Supplied information START
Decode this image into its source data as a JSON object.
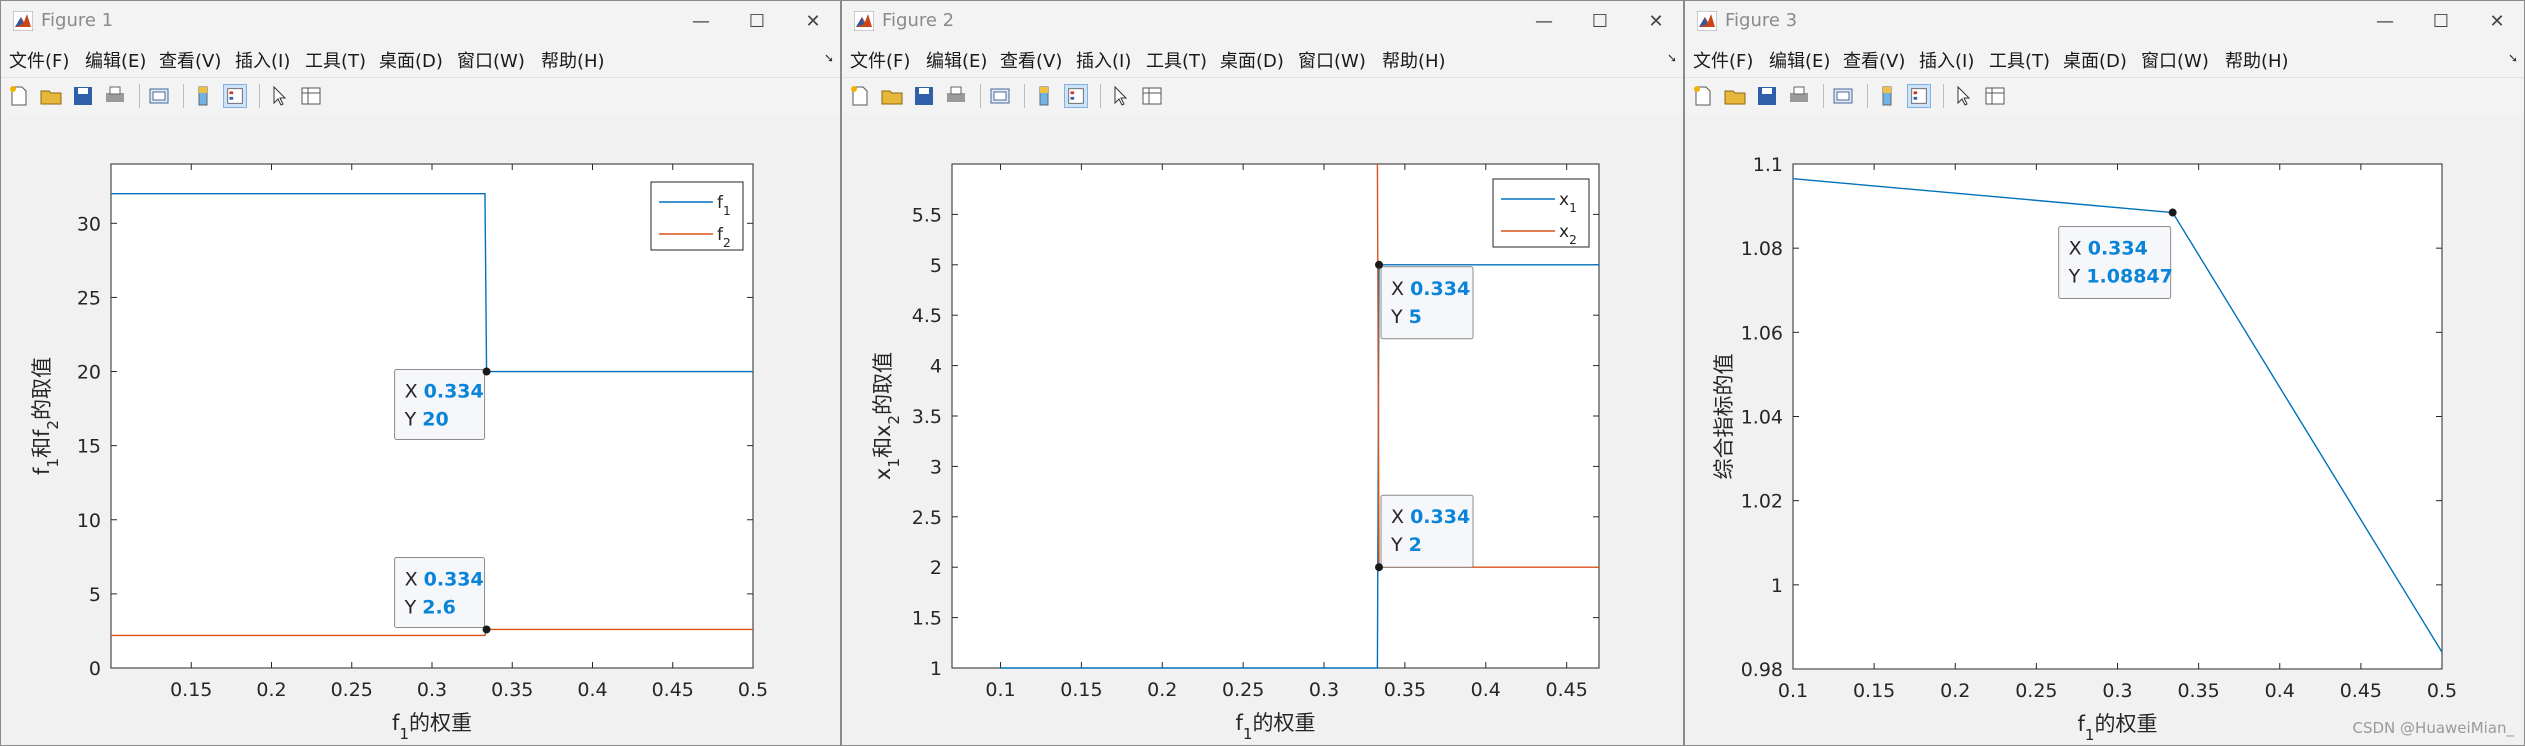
{
  "figures": [
    {
      "title": "Figure 1",
      "menu": [
        "文件(F)",
        "编辑(E)",
        "查看(V)",
        "插入(I)",
        "工具(T)",
        "桌面(D)",
        "窗口(W)",
        "帮助(H)"
      ],
      "xlabel_main": "f",
      "xlabel_sub": "1",
      "xlabel_rest": "的权重",
      "ylabel_parts": [
        [
          "f",
          "1"
        ],
        [
          "和f",
          "2"
        ],
        [
          "的取值",
          ""
        ]
      ],
      "legend": [
        [
          "f",
          "1"
        ],
        [
          "f",
          "2"
        ]
      ],
      "tips": [
        {
          "x_label": "X",
          "x_value": "0.334",
          "y_label": "Y",
          "y_value": "20"
        },
        {
          "x_label": "X",
          "x_value": "0.334",
          "y_label": "Y",
          "y_value": "2.6"
        }
      ]
    },
    {
      "title": "Figure 2",
      "menu": [
        "文件(F)",
        "编辑(E)",
        "查看(V)",
        "插入(I)",
        "工具(T)",
        "桌面(D)",
        "窗口(W)",
        "帮助(H)"
      ],
      "xlabel_main": "f",
      "xlabel_sub": "1",
      "xlabel_rest": "的权重",
      "ylabel_parts": [
        [
          "x",
          "1"
        ],
        [
          "和x",
          "2"
        ],
        [
          "的取值",
          ""
        ]
      ],
      "legend": [
        [
          "x",
          "1"
        ],
        [
          "x",
          "2"
        ]
      ],
      "tips": [
        {
          "x_label": "X",
          "x_value": "0.334",
          "y_label": "Y",
          "y_value": "5"
        },
        {
          "x_label": "X",
          "x_value": "0.334",
          "y_label": "Y",
          "y_value": "2"
        }
      ]
    },
    {
      "title": "Figure 3",
      "menu": [
        "文件(F)",
        "编辑(E)",
        "查看(V)",
        "插入(I)",
        "工具(T)",
        "桌面(D)",
        "窗口(W)",
        "帮助(H)"
      ],
      "xlabel_main": "f",
      "xlabel_sub": "1",
      "xlabel_rest": "的权重",
      "ylabel_parts": [
        [
          "综合指标的值",
          ""
        ]
      ],
      "legend": [],
      "tips": [
        {
          "x_label": "X",
          "x_value": "0.334",
          "y_label": "Y",
          "y_value": "1.08847"
        }
      ]
    }
  ],
  "colors": {
    "series1": "#0072BD",
    "series2": "#D95319",
    "tip_value": "#0a84d8"
  },
  "watermark": "CSDN @HuaweiMian_",
  "chart_data": [
    {
      "type": "line",
      "xlim": [
        0.1,
        0.5
      ],
      "ylim": [
        0,
        34
      ],
      "xticks": [
        "0.15",
        "0.2",
        "0.25",
        "0.3",
        "0.35",
        "0.4",
        "0.45",
        "0.5"
      ],
      "yticks": [
        "0",
        "5",
        "10",
        "15",
        "20",
        "25",
        "30"
      ],
      "legend_position": "top-right",
      "series": [
        {
          "name": "f1",
          "x": [
            0.1,
            0.333,
            0.334,
            0.5
          ],
          "y": [
            32,
            32,
            20,
            20
          ]
        },
        {
          "name": "f2",
          "x": [
            0.1,
            0.333,
            0.334,
            0.5
          ],
          "y": [
            2.2,
            2.2,
            2.6,
            2.6
          ]
        }
      ]
    },
    {
      "type": "line",
      "xlim": [
        0.07,
        0.47
      ],
      "ylim": [
        1,
        6
      ],
      "xticks": [
        "0.1",
        "0.15",
        "0.2",
        "0.25",
        "0.3",
        "0.35",
        "0.4",
        "0.45"
      ],
      "yticks": [
        "1",
        "1.5",
        "2",
        "2.5",
        "3",
        "3.5",
        "4",
        "4.5",
        "5",
        "5.5"
      ],
      "legend_position": "top-right",
      "series": [
        {
          "name": "x1",
          "x": [
            0.1,
            0.333,
            0.334,
            0.47
          ],
          "y": [
            1,
            1,
            5,
            5
          ]
        },
        {
          "name": "x2",
          "x": [
            0.333,
            0.334,
            0.47
          ],
          "y": [
            6,
            2,
            2
          ]
        }
      ]
    },
    {
      "type": "line",
      "xlim": [
        0.1,
        0.5
      ],
      "ylim": [
        0.98,
        1.1
      ],
      "xticks": [
        "0.1",
        "0.15",
        "0.2",
        "0.25",
        "0.3",
        "0.35",
        "0.4",
        "0.45",
        "0.5"
      ],
      "yticks": [
        "0.98",
        "1",
        "1.02",
        "1.04",
        "1.06",
        "1.08",
        "1.1"
      ],
      "series": [
        {
          "x": [
            0.1,
            0.334,
            0.5
          ],
          "y": [
            1.0965,
            1.08847,
            0.984
          ]
        }
      ]
    }
  ]
}
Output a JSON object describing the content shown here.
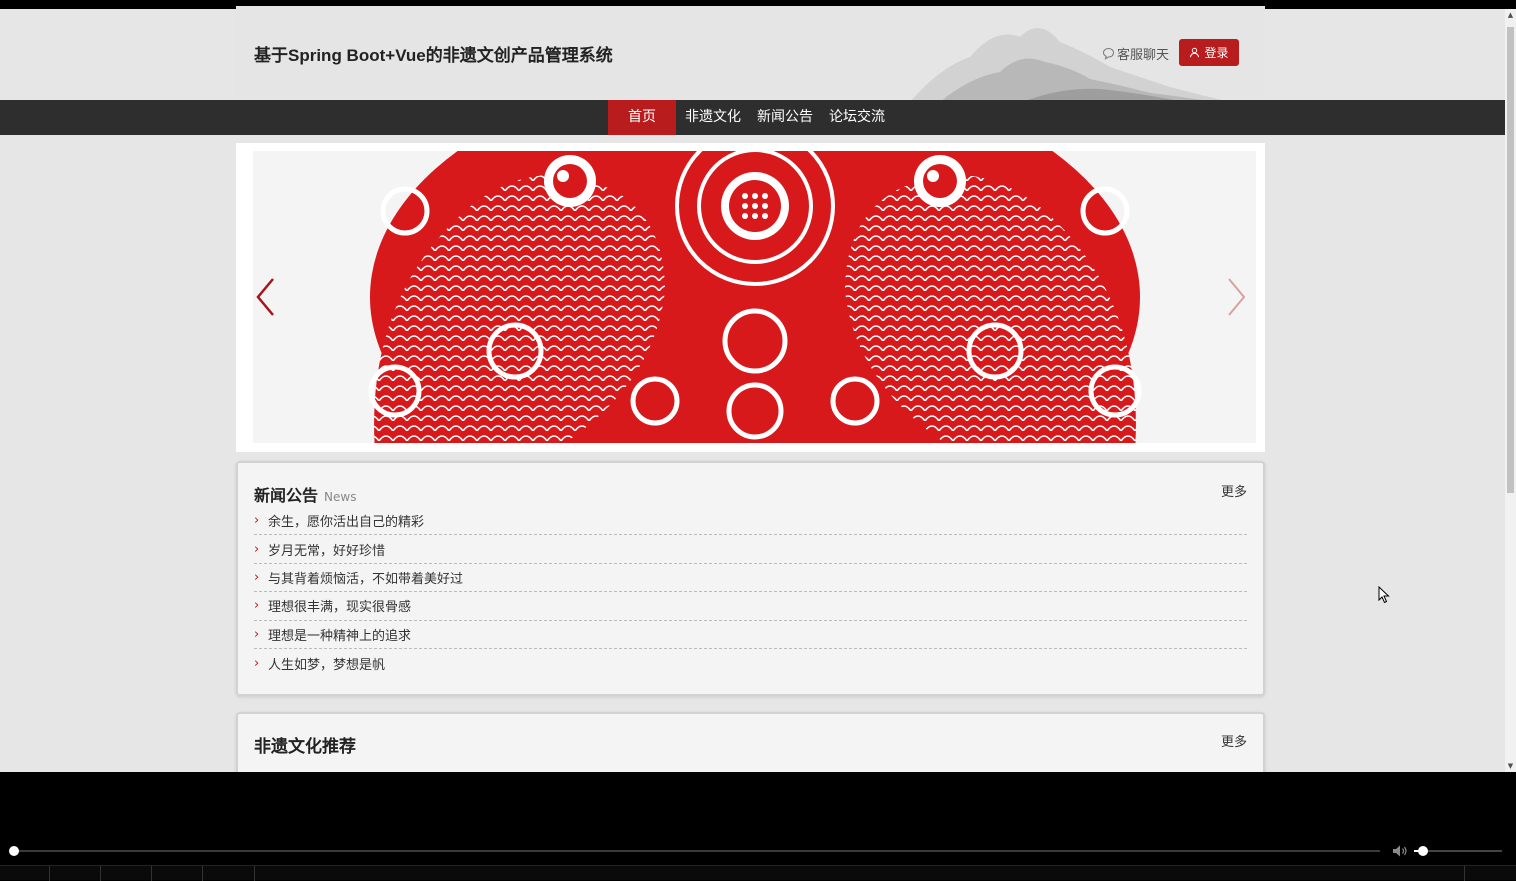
{
  "header": {
    "site_title": "基于Spring Boot+Vue的非遗文创产品管理系统",
    "chat_label": "客服聊天",
    "login_label": "登录"
  },
  "nav": {
    "items": [
      "首页",
      "非遗文化",
      "新闻公告",
      "论坛交流"
    ],
    "active_index": 0
  },
  "news": {
    "title": "新闻公告",
    "subtitle": "News",
    "more_label": "更多",
    "items": [
      "余生，愿你活出自己的精彩",
      "岁月无常，好好珍惜",
      "与其背着烦恼活，不如带着美好过",
      "理想很丰满，现实很骨感",
      "理想是一种精神上的追求",
      "人生如梦，梦想是帆"
    ]
  },
  "recommend": {
    "title": "非遗文化推荐",
    "more_label": "更多"
  },
  "player": {
    "progress": 0.0,
    "volume": 0.1
  },
  "colors": {
    "accent": "#b81c1c",
    "nav_bg": "#2e2e2e",
    "page_bg": "#e6e6e6",
    "papercut_red": "#d8191c"
  }
}
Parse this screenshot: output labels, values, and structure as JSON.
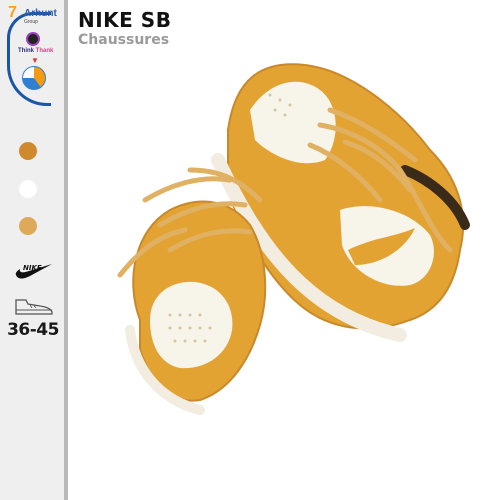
{
  "brand": {
    "logo_seven": "7",
    "logo_name": "Arhunt",
    "logo_group": "Group",
    "think_first": "Think",
    "think_second": "Thank"
  },
  "header": {
    "title": "NIKE SB",
    "subtitle": "Chaussures"
  },
  "color_options": [
    "#d08a2e",
    "#ffffff",
    "#ddaa59"
  ],
  "brand_mark": "nike-swoosh-icon",
  "size_icon": "shoe-icon",
  "size_range": "36-45",
  "product_colors": {
    "leather": "#e2a333",
    "white": "#f7f4ea",
    "laces": "#e0b063"
  }
}
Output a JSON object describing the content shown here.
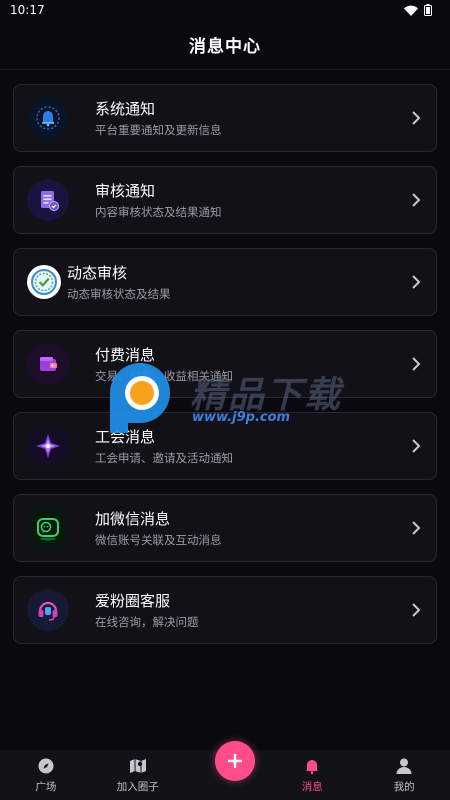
{
  "status": {
    "time": "10:17"
  },
  "header": {
    "title": "消息中心"
  },
  "items": [
    {
      "key": "system",
      "title": "系统通知",
      "sub": "平台重要通知及更新信息",
      "icon": "bell-icon"
    },
    {
      "key": "review",
      "title": "审核通知",
      "sub": "内容审核状态及结果通知",
      "icon": "document-check-icon"
    },
    {
      "key": "moments",
      "title": "动态审核",
      "sub": "动态审核状态及结果",
      "icon": "checkmark-badge-icon"
    },
    {
      "key": "paid",
      "title": "付费消息",
      "sub": "交易、付款、收益相关通知",
      "icon": "wallet-icon"
    },
    {
      "key": "guild",
      "title": "工会消息",
      "sub": "工会申请、邀请及活动通知",
      "icon": "crystal-icon"
    },
    {
      "key": "wechat",
      "title": "加微信消息",
      "sub": "微信账号关联及互动消息",
      "icon": "wechat-icon"
    },
    {
      "key": "service",
      "title": "爱粉圈客服",
      "sub": "在线咨询，解决问题",
      "icon": "headset-icon"
    }
  ],
  "watermark": {
    "text": "精品下载",
    "url": "www.j9p.com"
  },
  "nav": {
    "items": [
      {
        "label": "广场",
        "icon": "compass-icon"
      },
      {
        "label": "加入圈子",
        "icon": "map-icon"
      },
      {
        "label": "消息",
        "icon": "bell-icon",
        "active": true
      },
      {
        "label": "我的",
        "icon": "person-icon"
      }
    ],
    "fab_label": "+"
  },
  "colors": {
    "accent": "#ff4d8a",
    "background": "#0a090f",
    "card": "#121118"
  }
}
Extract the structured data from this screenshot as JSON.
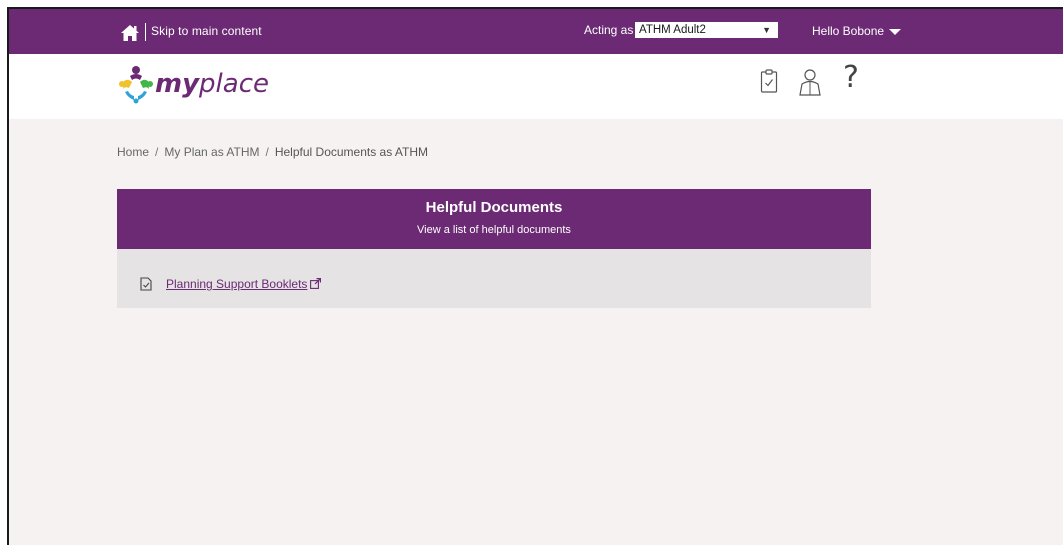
{
  "topbar": {
    "skip_label": "Skip to main content",
    "acting_label": "Acting as",
    "acting_value": "ATHM Adult2",
    "hello_label": "Hello Bobone"
  },
  "header": {
    "logo_my": "my",
    "logo_place": "place",
    "help_glyph": "?",
    "icons": [
      "clipboard-check-icon",
      "person-icon",
      "help-icon"
    ]
  },
  "breadcrumb": {
    "items": [
      "Home",
      "My Plan as ATHM",
      "Helpful Documents as ATHM"
    ],
    "separator": "/"
  },
  "panel": {
    "title": "Helpful Documents",
    "subtitle": "View a list of helpful documents",
    "documents": [
      {
        "label": "Planning Support Booklets",
        "icon": "document-icon",
        "external": true
      }
    ]
  },
  "colors": {
    "brand_purple": "#6b2a73",
    "page_bg": "#f6f2f2",
    "panel_body_bg": "#e5e3e3"
  }
}
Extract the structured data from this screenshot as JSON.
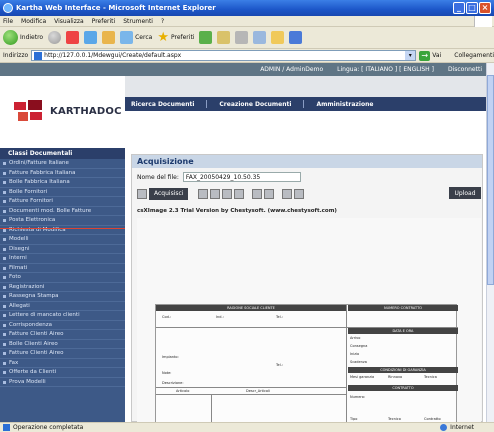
{
  "window": {
    "title": "Kartha Web Interface - Microsoft Internet Explorer"
  },
  "menu": [
    "File",
    "Modifica",
    "Visualizza",
    "Preferiti",
    "Strumenti",
    "?"
  ],
  "toolbar": {
    "back_label": "Indietro",
    "search_label": "Cerca",
    "favorites_label": "Preferiti"
  },
  "address": {
    "label": "Indirizzo",
    "url": "http://127.0.0.1/Mdewgui/Create/default.aspx",
    "go_label": "Vai",
    "links_label": "Collegamenti"
  },
  "app": {
    "user": "ADMIN / AdminDemo",
    "language": "Lingua: [ ITALIANO ] [ ENGLISH ]",
    "logout": "Disconnetti",
    "logo_text": "KARTHADOC",
    "nav": [
      "Ricerca Documenti",
      "Creazione Documenti",
      "Amministrazione"
    ]
  },
  "sidebar": {
    "title": "Classi Documentali",
    "items": [
      "Ordini/Fatture Italiane",
      "Fatture Fabbrica Italiana",
      "Bolle Fabbrica Italiana",
      "Bolle Fornitori",
      "Fatture Fornitori",
      "Documenti mod. Bolle Fatture",
      "Posta Elettronica",
      "Richiesta di Modifica",
      "Modelli",
      "Disegni",
      "Interni",
      "Filmati",
      "Foto",
      "Registrazioni",
      "Rassegna Stampa",
      "Allegati",
      "Lettere di mancato clienti",
      "Corrispondenza",
      "Fatture Clienti Aireo",
      "Bolle Clienti Aireo",
      "Fatture Clienti Aireo",
      "Fax",
      "Offerte da Clienti",
      "Prova Modelli"
    ]
  },
  "acquisition": {
    "title": "Acquisizione",
    "file_label": "Nome del file:",
    "file_value": "FAX_20050429_10.50.35",
    "acquire_button": "Acquisisci",
    "upload_button": "Upload",
    "trial_text": "csXImage 2.3 Trial Version by Chestysoft. (www.chestysoft.com)"
  },
  "document": {
    "header_left": "RAGIONE SOCIALE CLIENTE",
    "header_right": "NUMERO CONTRATTO",
    "cod_label": "Cod.:",
    "ind_label": "Ind.:",
    "tel_label": "Tel.:",
    "date_band": "DATA E ORA",
    "row_labels": [
      "Arrivo",
      "Consegna",
      "Inizio",
      "Scadenza"
    ],
    "cond_band": "CONDIZIONI DI GARANZIA",
    "cond_cols": [
      "Mesi garanzia",
      "Rinnovo",
      "Tecnica"
    ],
    "contract_band": "CONTRATTO",
    "number_label": "Numero:",
    "bottom_labels": [
      "Tipo",
      "Tecnico",
      "Contratto"
    ],
    "left_labels": [
      "Impianto:",
      "Note:",
      "Descrizione:"
    ],
    "left_right_label": "Tel.:",
    "table_headers": [
      "Articolo",
      "Descr_Articoli"
    ]
  },
  "status": {
    "text": "Operazione completata",
    "zone": "Internet"
  }
}
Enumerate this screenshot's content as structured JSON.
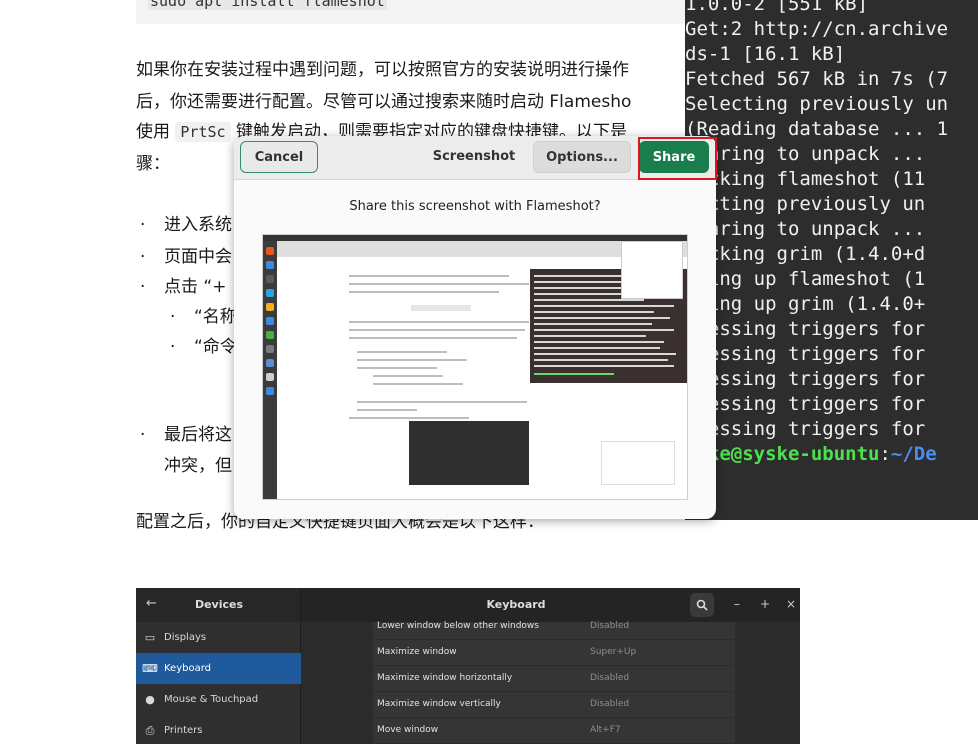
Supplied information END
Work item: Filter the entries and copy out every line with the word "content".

Result for this task:
Output a JSON object describing the content shown here.
Output a JSON object describing the content shown here.
    "skip_label": "Skip to main content",
Enumerate this screenshot's content as structured JSON.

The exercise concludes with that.